German put poison in colleagues’ sandwiches, killed 21


A man is feared to have killed up to 21 of his co-workers over the last 18 years by sprinkling poison on their lunches.

The suspect was arrested after police say he was caught on CCTV putting something onto a colleague’s meal.

Police said they had arrested a 56-year-old man suspected of attempting to kill a colleague at a company in the town of Schloss Holte-Stukenbrock in Germany.
Detectives have not named him, any of his alleged victims, or the company where they all worked.

But local media have named the firm as a ARI-Armaturen – which has a factory in the town.

Tilo Blechinger, a manager for the metal fittings manufacturer, told the DPA news agency: “In the beginning we thought it was a misconceived prank between co-workers, and not a murder attempt.”

He also revealed that the suspect had worked for the company for 38 years.
The latest potential victim had noticed something suspicious in his lunch and notified his bosses and the authorities, police said.

And according to the Germany’s public broadcaster WDR, two other employees are in a coma and another man is on dialysis.

Video footage revealed the suspect spreading a white powdery substance on the victim’s food.
Tests showed it was a poison that could have caused severe organ damage.

During a search of the suspect’s apartment, police found toxic chemicals such as mercury, lead, and cadmium, they said.
Further investigation uncovered 21 cases, dating back to 2000, of employees at the same company who had died of heart attacks or cancer shortly before retiring.

Experts concluded that heavy metal poisoning could have been the cause of the illnesses that led to those deaths.
The suspect’s motive was not clear because he remained silent about the allegations, the police said.

A 15-member murder squad has been brought together to investigate the deaths and interview relatives of the victims and the doctors who treated them.

The officials are also considering exhuming the bodies to determine the presence of metal.

  • jj

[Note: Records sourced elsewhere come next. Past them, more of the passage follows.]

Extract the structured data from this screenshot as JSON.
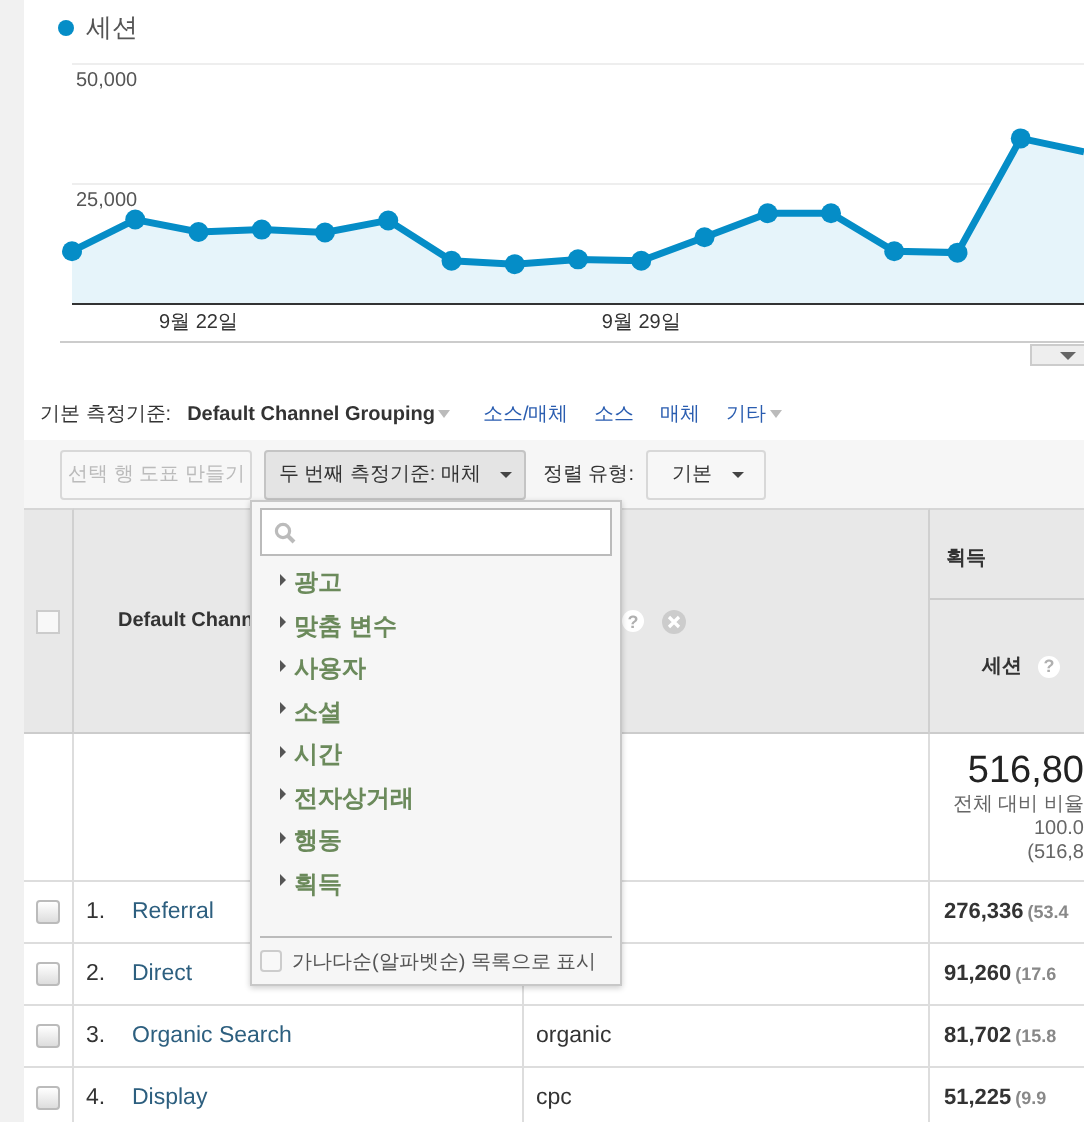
{
  "chart": {
    "chart_data": {
      "type": "area",
      "categories": [
        null,
        null,
        "9월 22일",
        null,
        null,
        null,
        null,
        null,
        null,
        "9월 29일",
        null,
        null,
        null,
        null,
        null,
        null,
        null
      ],
      "series": [
        {
          "name": "세션",
          "color": "#058dc7",
          "values": [
            11000,
            17600,
            15000,
            15500,
            14900,
            17400,
            9000,
            8300,
            9300,
            9000,
            13900,
            18900,
            18900,
            11000,
            10700,
            34500,
            31700
          ]
        }
      ],
      "ylim": [
        0,
        50000
      ],
      "yticks": [
        {
          "value": 25000,
          "label": "25,000"
        },
        {
          "value": 50000,
          "label": "50,000"
        }
      ]
    }
  },
  "dimension_bar": {
    "label": "기본 측정기준:",
    "primary": "Default Channel Grouping",
    "links": [
      "소스/매체",
      "소스",
      "매체"
    ],
    "more": "기타"
  },
  "toolbar": {
    "chart_button": {
      "label": "선택 행 도표 만들기",
      "disabled": true
    },
    "secondary_button": {
      "label": "두 번째 측정기준: 매체",
      "pressed": true
    },
    "sort_label": "정렬 유형:",
    "sort_button": "기본"
  },
  "dropdown": {
    "items": [
      "광고",
      "맞춤 변수",
      "사용자",
      "소셜",
      "시간",
      "전자상거래",
      "행동",
      "획득"
    ],
    "alphabetical": {
      "label": "가나다순(알파벳순) 목록으로 표시",
      "checked": false
    }
  },
  "table": {
    "header_checkbox": {
      "checked": false
    },
    "column_1": "Default Chann",
    "column_2_help": "?",
    "group": "획득",
    "sessions_header": "세션",
    "sessions_help": "?",
    "total": {
      "value": "516,80",
      "label": "전체 대비 비율",
      "percent": "100.0",
      "paren": "(516,8"
    },
    "rows": [
      {
        "index": "1.",
        "name": "Referral",
        "sessions": "276,336",
        "share": "(53.4",
        "checked": false
      },
      {
        "index": "2.",
        "name": "Direct",
        "sessions": "91,260",
        "share": "(17.6",
        "checked": false
      },
      {
        "index": "3.",
        "name": "Organic Search",
        "medium": "organic",
        "sessions": "81,702",
        "share": "(15.8",
        "checked": false
      },
      {
        "index": "4.",
        "name": "Display",
        "medium": "cpc",
        "sessions": "51,225",
        "share": "(9.9",
        "checked": false
      }
    ]
  }
}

    The Germans always protect the perpetrators/accused by keeping their names from the public. That is not right if they are caught red-handed or formal charges have been brought against them.